## Exercise
Once the pictures are set aside, copy the data below exactly as it stands.
BEGIN Given records
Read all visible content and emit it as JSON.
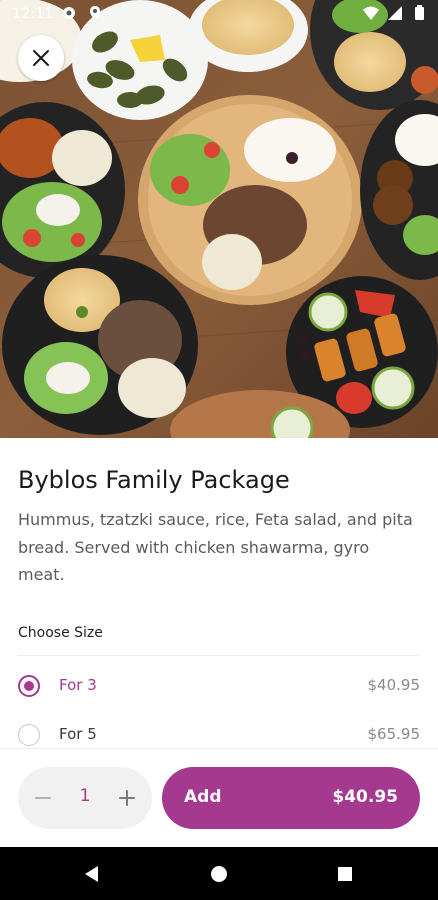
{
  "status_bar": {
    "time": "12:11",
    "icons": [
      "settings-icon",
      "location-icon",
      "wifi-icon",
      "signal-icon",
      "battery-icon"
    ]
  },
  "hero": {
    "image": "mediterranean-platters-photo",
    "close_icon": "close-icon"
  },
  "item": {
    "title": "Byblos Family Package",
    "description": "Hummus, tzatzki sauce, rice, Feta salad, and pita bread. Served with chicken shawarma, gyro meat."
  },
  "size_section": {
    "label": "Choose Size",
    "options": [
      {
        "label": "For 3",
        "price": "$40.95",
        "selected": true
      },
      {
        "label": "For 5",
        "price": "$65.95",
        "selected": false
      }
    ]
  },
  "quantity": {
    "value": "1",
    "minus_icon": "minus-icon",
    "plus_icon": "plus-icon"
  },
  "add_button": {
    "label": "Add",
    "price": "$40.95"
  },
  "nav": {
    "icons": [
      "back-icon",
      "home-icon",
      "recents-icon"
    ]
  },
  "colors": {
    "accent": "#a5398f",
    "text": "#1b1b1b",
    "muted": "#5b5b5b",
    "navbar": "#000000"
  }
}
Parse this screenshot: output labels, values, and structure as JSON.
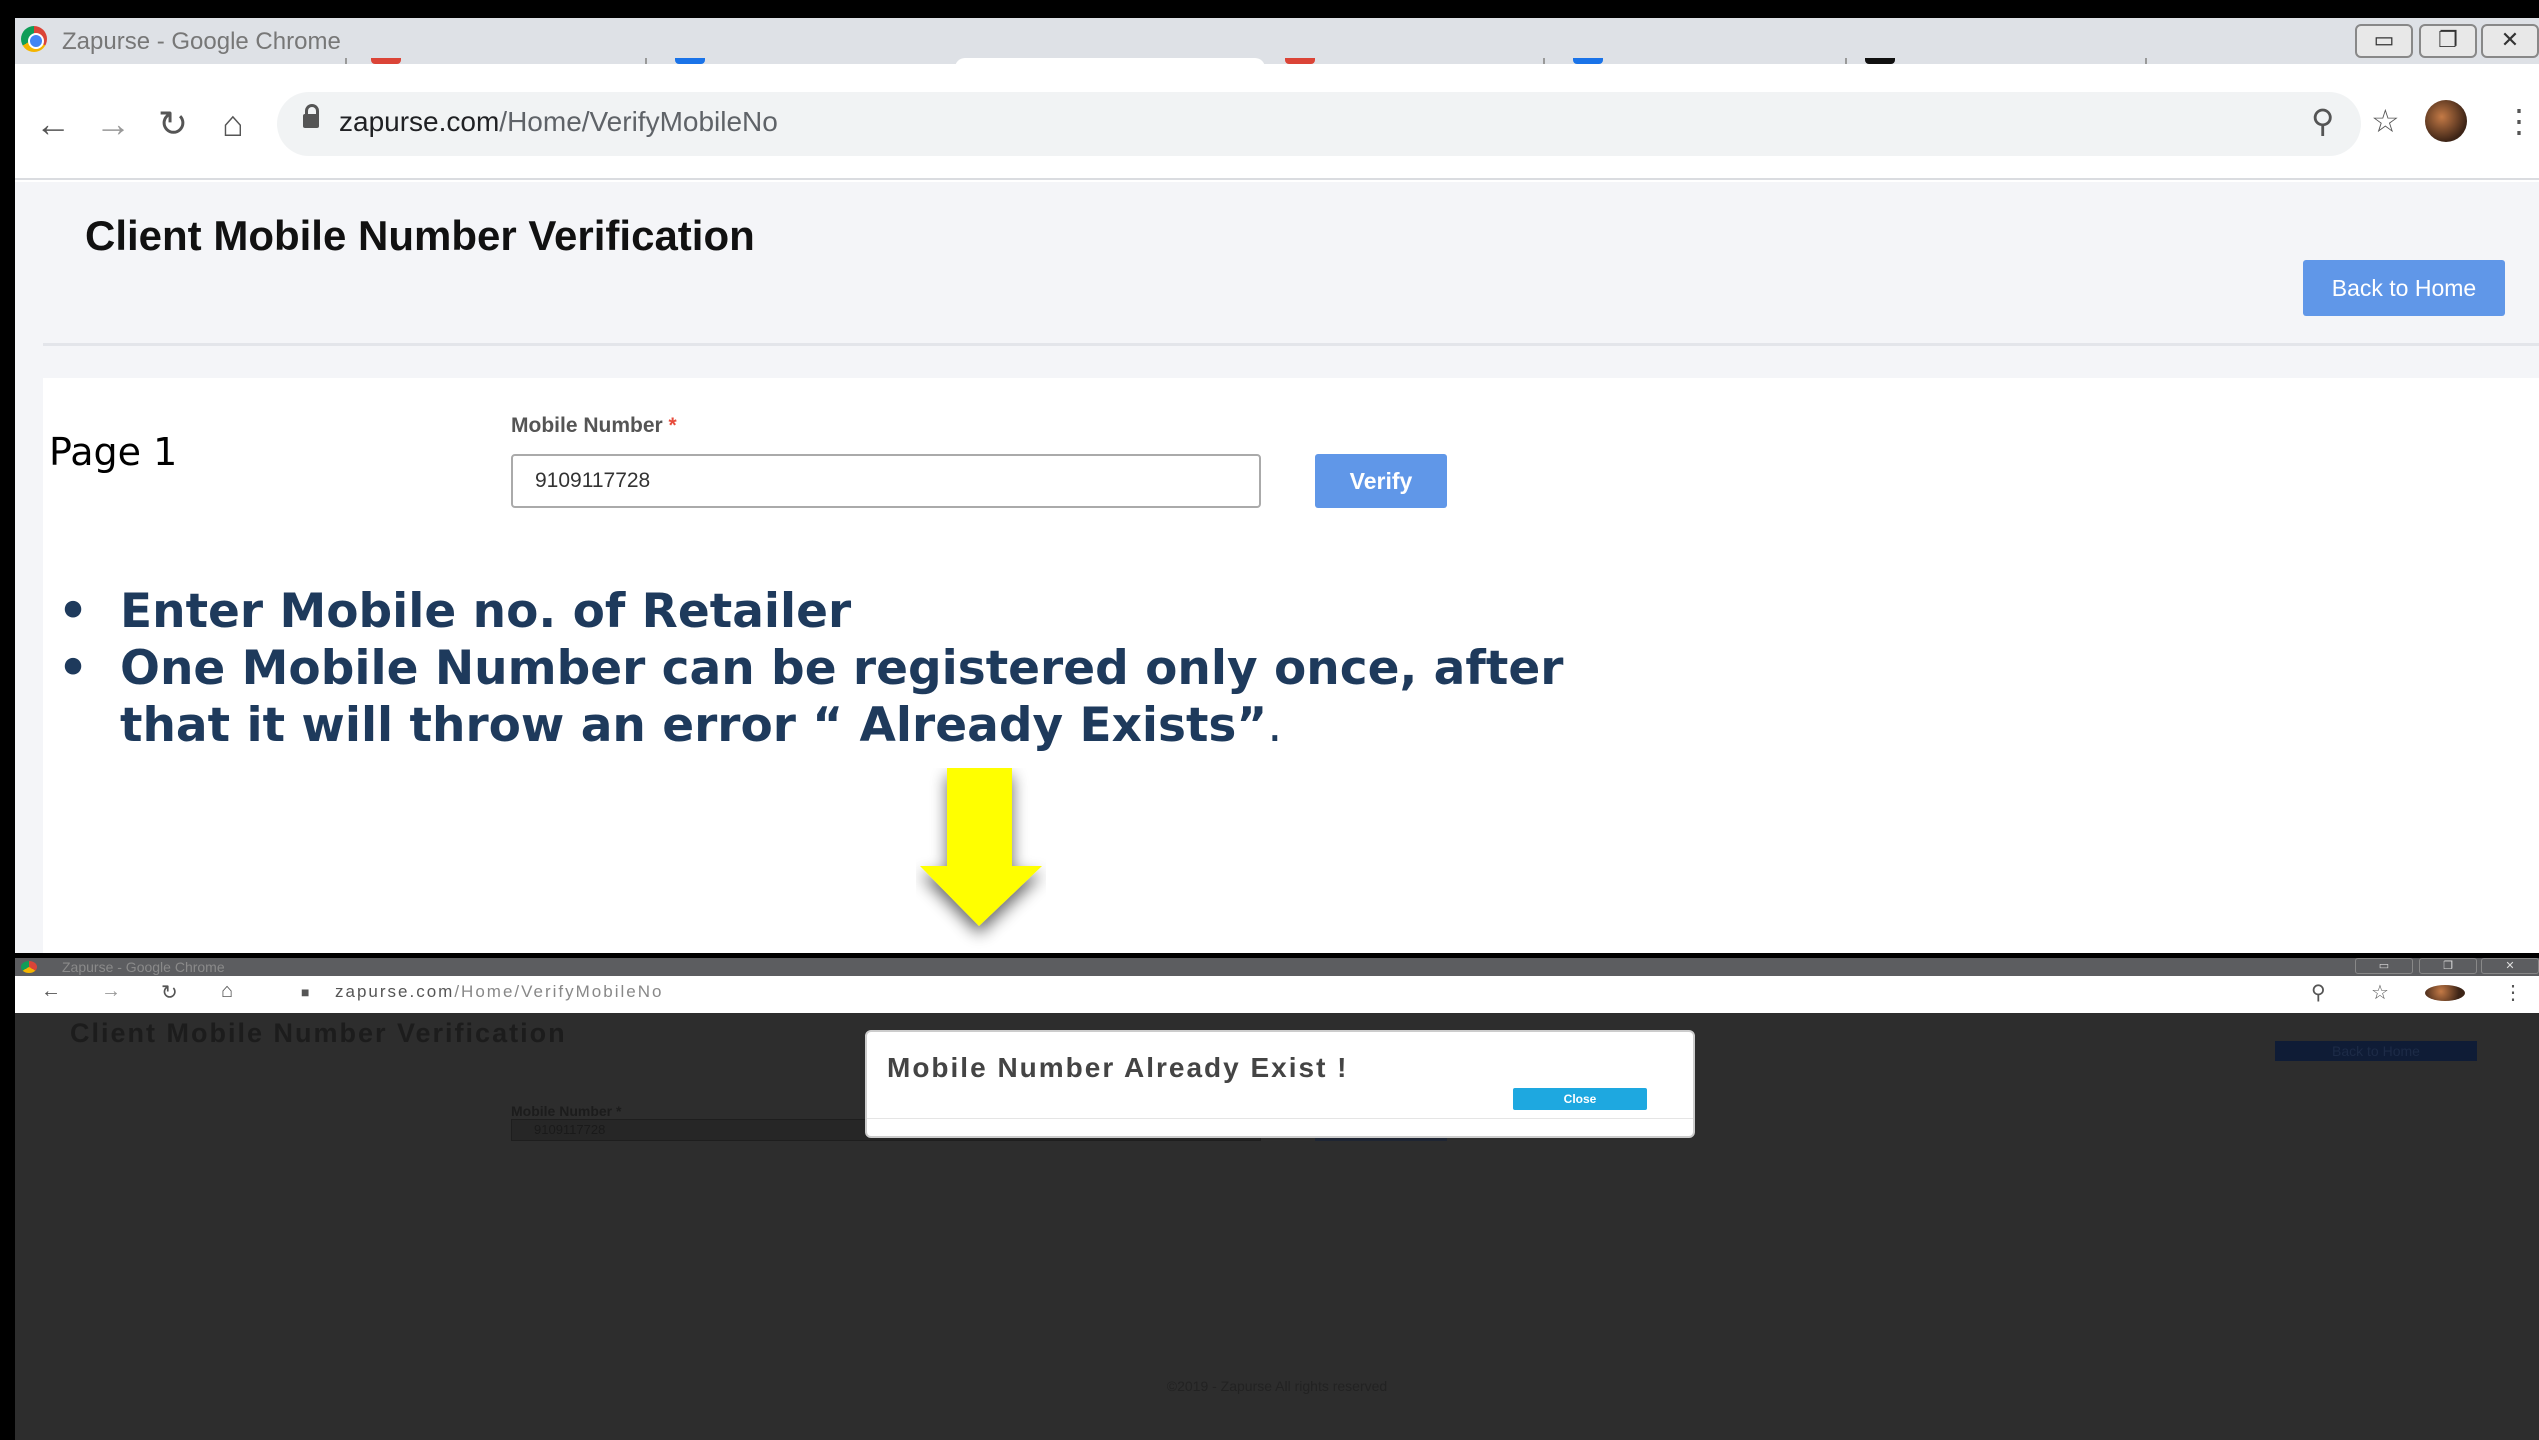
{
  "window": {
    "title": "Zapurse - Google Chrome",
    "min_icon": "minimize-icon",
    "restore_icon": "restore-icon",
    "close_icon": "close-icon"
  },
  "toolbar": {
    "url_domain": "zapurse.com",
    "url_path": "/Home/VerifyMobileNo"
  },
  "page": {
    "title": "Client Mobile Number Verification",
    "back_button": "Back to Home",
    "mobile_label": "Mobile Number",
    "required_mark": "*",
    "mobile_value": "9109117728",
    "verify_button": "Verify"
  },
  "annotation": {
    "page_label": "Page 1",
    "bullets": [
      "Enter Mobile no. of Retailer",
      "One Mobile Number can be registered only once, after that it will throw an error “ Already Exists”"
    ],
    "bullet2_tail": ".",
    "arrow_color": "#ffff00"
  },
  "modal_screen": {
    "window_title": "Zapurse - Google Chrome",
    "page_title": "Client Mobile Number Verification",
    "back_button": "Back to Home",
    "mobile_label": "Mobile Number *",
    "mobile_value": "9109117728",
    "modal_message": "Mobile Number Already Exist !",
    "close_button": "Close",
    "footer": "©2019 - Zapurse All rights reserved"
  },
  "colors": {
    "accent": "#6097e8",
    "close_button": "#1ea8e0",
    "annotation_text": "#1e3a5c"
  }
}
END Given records
## Response box
Read all visible content and emit it as JSON.
{
  "status_bar": {
    "time": "12:11",
    "icons": [
      "settings-icon",
      "location-icon",
      "wifi-icon",
      "signal-icon",
      "battery-icon"
    ]
  },
  "hero": {
    "image": "mediterranean-platters-photo",
    "close_icon": "close-icon"
  },
  "item": {
    "title": "Byblos Family Package",
    "description": "Hummus, tzatzki sauce, rice, Feta salad, and pita bread. Served with chicken shawarma, gyro meat."
  },
  "size_section": {
    "label": "Choose Size",
    "options": [
      {
        "label": "For 3",
        "price": "$40.95",
        "selected": true
      },
      {
        "label": "For 5",
        "price": "$65.95",
        "selected": false
      }
    ]
  },
  "quantity": {
    "value": "1",
    "minus_icon": "minus-icon",
    "plus_icon": "plus-icon"
  },
  "add_button": {
    "label": "Add",
    "price": "$40.95"
  },
  "nav": {
    "icons": [
      "back-icon",
      "home-icon",
      "recents-icon"
    ]
  },
  "colors": {
    "accent": "#a5398f",
    "text": "#1b1b1b",
    "muted": "#5b5b5b",
    "navbar": "#000000"
  }
}
Parse this screenshot: output labels, values, and structure as JSON.
{
  "window": {
    "title": "Zapurse - Google Chrome",
    "min_icon": "minimize-icon",
    "restore_icon": "restore-icon",
    "close_icon": "close-icon"
  },
  "toolbar": {
    "url_domain": "zapurse.com",
    "url_path": "/Home/VerifyMobileNo"
  },
  "page": {
    "title": "Client Mobile Number Verification",
    "back_button": "Back to Home",
    "mobile_label": "Mobile Number",
    "required_mark": "*",
    "mobile_value": "9109117728",
    "verify_button": "Verify"
  },
  "annotation": {
    "page_label": "Page 1",
    "bullets": [
      "Enter Mobile no. of Retailer",
      "One Mobile Number can be registered only once, after that it will throw an error “ Already Exists”"
    ],
    "bullet2_tail": ".",
    "arrow_color": "#ffff00"
  },
  "modal_screen": {
    "window_title": "Zapurse - Google Chrome",
    "page_title": "Client Mobile Number Verification",
    "back_button": "Back to Home",
    "mobile_label": "Mobile Number *",
    "mobile_value": "9109117728",
    "modal_message": "Mobile Number Already Exist !",
    "close_button": "Close",
    "footer": "©2019 - Zapurse All rights reserved"
  },
  "colors": {
    "accent": "#6097e8",
    "close_button": "#1ea8e0",
    "annotation_text": "#1e3a5c"
  }
}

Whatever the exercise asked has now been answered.